Bouncing Back and Leaping Forward: for Caregivers
October 18, 2018|
by Susanna Bertelsen
The first weekend of October my husband and I drove up to Grand Marais hoping to catch the colors of the season. On the ride north on Highway 61 we passed many golden aspen and birch amidst the deep green spruce and other evergreen trees along the way. An occasional crimson burning bush, an orange maple, or brown leaved oak stood out in contrast.
In the midst of this autumn beauty, it was striking to see along the way a patch of forest that had been damaged by strong winds or forest fires. In those areas blackened and broken trees or branches stood as a sad reminder of darker times. Looking closer at these areas, I soon realized that at the base of some of the damaged trees there was leaping out of the ground new growth in the form of fresh aspen and birch saplings, also sprouting small golden leaves, as if to shout out their joy in gratitude of bouncing back after a long past storm or forest fire. Surprisingly, there were patches of resilient colorful daisies and chrysanthemums on the road side in the cool autumn air. These daises above in full bloom, a gift from a caring family member years ago, remind me of colors of the fall leaves and the seeds tossed to the earth, in hopes of new life coming in spring. This image invites me to consider “bouncing back and leaping forward” with renewed energy after dark and damaging experiences along my highway of life.

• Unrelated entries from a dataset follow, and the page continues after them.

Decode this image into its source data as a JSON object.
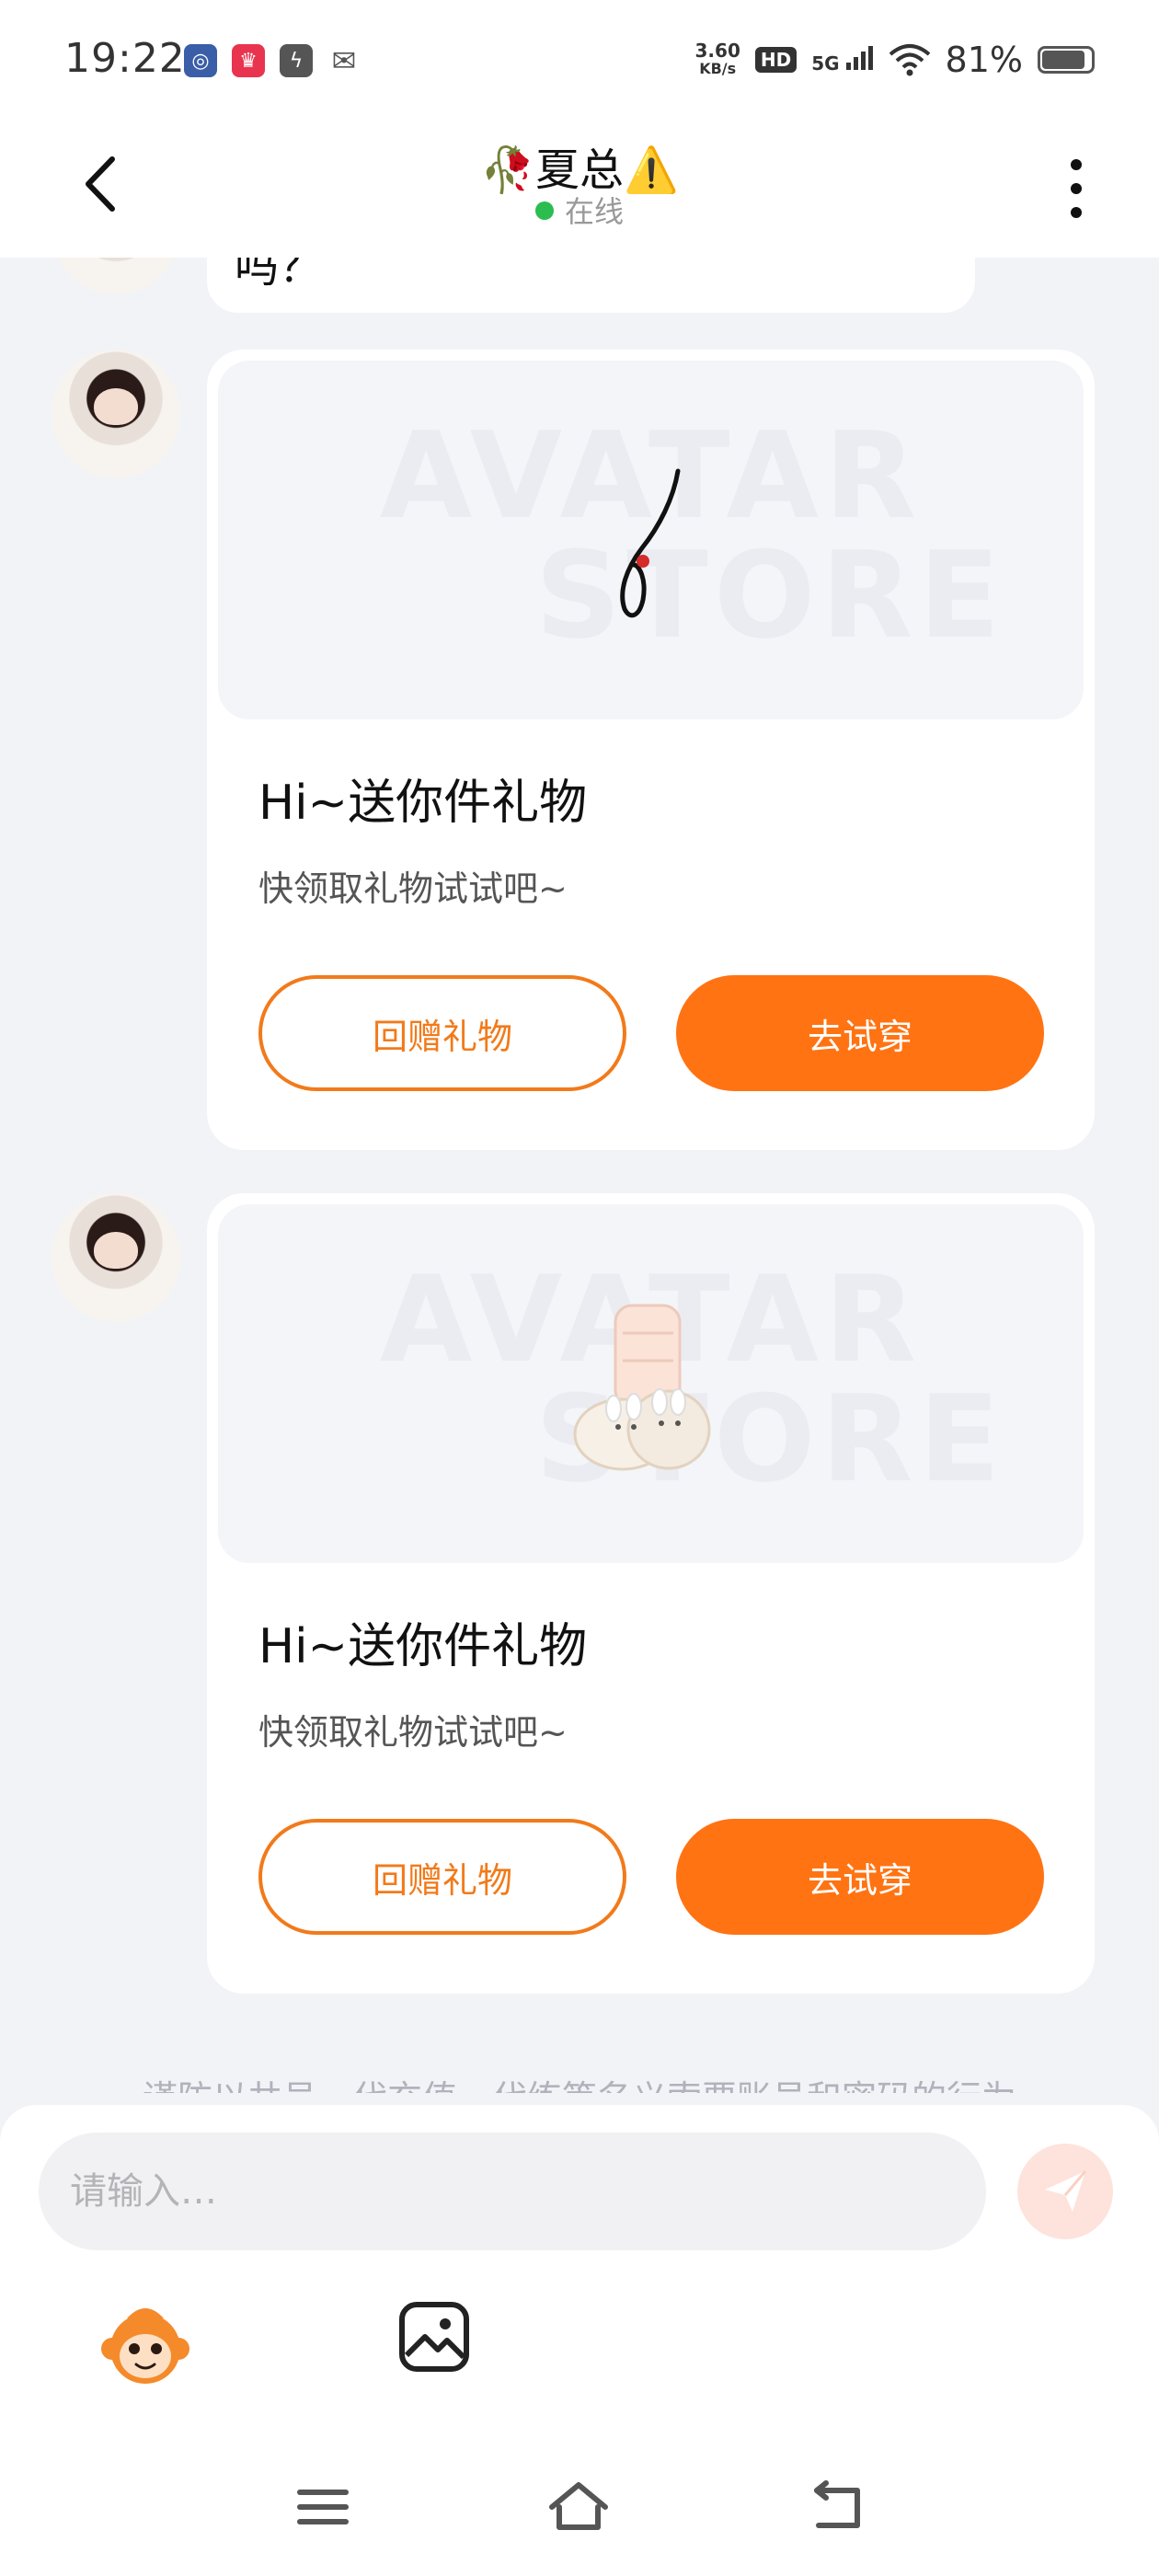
{
  "status_bar": {
    "time": "19:22",
    "net_speed_value": "3.60",
    "net_speed_unit": "KB/s",
    "hd_label": "HD",
    "signal_label": "5G",
    "battery": "81%"
  },
  "header": {
    "title": "🥀夏总⚠️",
    "status": "在线"
  },
  "messages": {
    "partial_text": "吗？",
    "cards": [
      {
        "watermark_line1": "AVATAR",
        "watermark_line2": "STORE",
        "title": "Hi~送你件礼物",
        "subtitle": "快领取礼物试试吧~",
        "return_gift_label": "回赠礼物",
        "try_on_label": "去试穿",
        "item_icon": "necklace-icon"
      },
      {
        "watermark_line1": "AVATAR",
        "watermark_line2": "STORE",
        "title": "Hi~送你件礼物",
        "subtitle": "快领取礼物试试吧~",
        "return_gift_label": "回赠礼物",
        "try_on_label": "去试穿",
        "item_icon": "bunny-slippers-icon"
      }
    ],
    "notice": "谨防以共号、代充值、代练等名义索要账号和密码的行为"
  },
  "composer": {
    "placeholder": "请输入…",
    "value": ""
  },
  "colors": {
    "accent": "#ff7313",
    "online": "#2bbd4f",
    "background": "#f2f3f7"
  }
}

I think about recent decades when I attempted to be long-distance caregiver and advocate to aging parents, and, to my brother who lived with them most of his life with Schizophrenia. In winter 2002, seven years after our father’s death, our mother died suddenly. Consequently, amid the shock and turmoil, my brother moved from out of state to live with me and my family in Minnesota. His challenges and mine became enmeshed to the point of crisis and chaos, until Vail Place services and NAMI MN support and educational resources came to our aid, along with participation in significant retreats leading to my seeking much needed spiritual care from a compassionate spiritual director.
Thanks to both secular and sacred support, many graced moments eventually restored my bruised resiliency, taught me ways to practice self-compassion in self-care, and rekindled the hope for my brother’s quality of life in Minnesota, as well as quality of life for myself and that of my family.
I invite those caring for loved ones experiencing long term physical or mental health challenges to join me at Loyola on Wednesday morning, November 7, from 9:00 am to noon for a reflective Fall workshop on: Bouncing Back and Leaping Forward: for Caregivers.